“After all these years working with sharks, the thing that constantly jumps out is how little we still understand about sharks,” Shivji said. “The astonishing behavior of a shark like 1-NSU shows there is so much more for us to learn about these fascinating animals.”


About Nova Southeastern University: Situated on 314 beautiful acres in Ft. Lauderdale, Florida, Nova Southeastern University (NSU) is a dynamic research institution dedicated to providing high-quality educational programs at all levels.  NSU is a not-for-profit independent institution with 26,000 students. NSU awards associate’s, bachelor’s, master’s, specialist, doctoral and first-professional degrees in a wide range of fields. NSU is classified as a research university with “high research activity” by the Carnegie Foundation for the Advancement of Teaching, and it is one of only 37 universities nationwide to also be awarded Carnegie’s Community Engagement Classification. For more information, please visit www.nova.edu. Celebrating 50 years of academic excellence!

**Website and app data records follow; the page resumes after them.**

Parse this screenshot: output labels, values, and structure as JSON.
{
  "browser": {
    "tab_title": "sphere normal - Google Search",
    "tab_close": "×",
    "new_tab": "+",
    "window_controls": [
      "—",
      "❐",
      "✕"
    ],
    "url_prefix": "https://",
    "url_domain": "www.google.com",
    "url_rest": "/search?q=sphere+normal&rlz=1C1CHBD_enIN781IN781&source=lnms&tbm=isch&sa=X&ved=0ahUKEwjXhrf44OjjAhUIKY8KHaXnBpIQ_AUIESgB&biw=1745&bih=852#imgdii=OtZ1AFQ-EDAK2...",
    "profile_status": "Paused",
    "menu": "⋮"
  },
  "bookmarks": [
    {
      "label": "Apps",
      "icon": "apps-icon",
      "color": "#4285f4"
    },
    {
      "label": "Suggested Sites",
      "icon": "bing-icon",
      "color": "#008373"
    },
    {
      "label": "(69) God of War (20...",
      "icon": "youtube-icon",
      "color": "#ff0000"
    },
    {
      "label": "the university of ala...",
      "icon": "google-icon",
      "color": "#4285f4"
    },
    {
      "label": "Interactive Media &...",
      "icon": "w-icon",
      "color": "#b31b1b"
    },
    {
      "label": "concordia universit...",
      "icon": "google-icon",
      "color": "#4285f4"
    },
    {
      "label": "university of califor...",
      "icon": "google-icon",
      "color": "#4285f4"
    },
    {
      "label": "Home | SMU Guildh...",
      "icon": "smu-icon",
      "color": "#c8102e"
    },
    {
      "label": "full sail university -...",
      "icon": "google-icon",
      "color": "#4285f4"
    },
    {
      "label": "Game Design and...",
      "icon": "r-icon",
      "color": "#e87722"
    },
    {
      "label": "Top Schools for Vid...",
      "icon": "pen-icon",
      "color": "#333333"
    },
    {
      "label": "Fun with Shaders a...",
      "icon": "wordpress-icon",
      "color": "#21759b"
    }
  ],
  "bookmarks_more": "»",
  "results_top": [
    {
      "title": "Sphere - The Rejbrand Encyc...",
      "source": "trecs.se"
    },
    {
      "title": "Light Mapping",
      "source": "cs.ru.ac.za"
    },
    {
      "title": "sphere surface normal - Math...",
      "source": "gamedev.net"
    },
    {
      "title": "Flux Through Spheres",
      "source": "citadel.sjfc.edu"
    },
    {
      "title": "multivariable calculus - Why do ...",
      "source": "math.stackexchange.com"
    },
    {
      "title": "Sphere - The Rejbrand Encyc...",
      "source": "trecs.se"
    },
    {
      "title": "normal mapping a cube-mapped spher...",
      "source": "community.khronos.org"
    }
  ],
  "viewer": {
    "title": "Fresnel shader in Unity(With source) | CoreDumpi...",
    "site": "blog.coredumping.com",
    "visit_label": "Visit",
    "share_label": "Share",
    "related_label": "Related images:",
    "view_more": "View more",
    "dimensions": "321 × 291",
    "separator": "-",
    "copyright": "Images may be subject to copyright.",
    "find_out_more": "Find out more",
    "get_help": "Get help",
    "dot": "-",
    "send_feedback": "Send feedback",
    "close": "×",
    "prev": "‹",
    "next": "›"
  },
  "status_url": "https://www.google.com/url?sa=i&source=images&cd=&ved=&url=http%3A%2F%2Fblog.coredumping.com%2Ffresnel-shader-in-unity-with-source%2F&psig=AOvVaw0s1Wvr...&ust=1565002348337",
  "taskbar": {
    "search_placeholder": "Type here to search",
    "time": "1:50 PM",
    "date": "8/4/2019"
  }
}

About NSU’s Oceanographic Center: A world-class facility, the Center provides high-quality graduate education programs (i.e. master’s, doctoral, certificate) in a broad range of marine science disciplines. Center researchers carry out innovative, basic and applied marine and research programs in coral reel biology, ecology, and geology; fish biology, ecology, and conservation; shark and billfish ecology; fisheries science; deep sea organismal biology and ecology; invertebrate and vertebrate genomics, genetics, molecular ecology, and evolution; microbiology; biodiversity; observation and modeling of large scale ocean circulation, coastal dynamics, and ocean atmosphere coupling; benthic habitat mapping; biodiversity; histology; and calcification. For more information, please visit http://www.nova.edu/ocean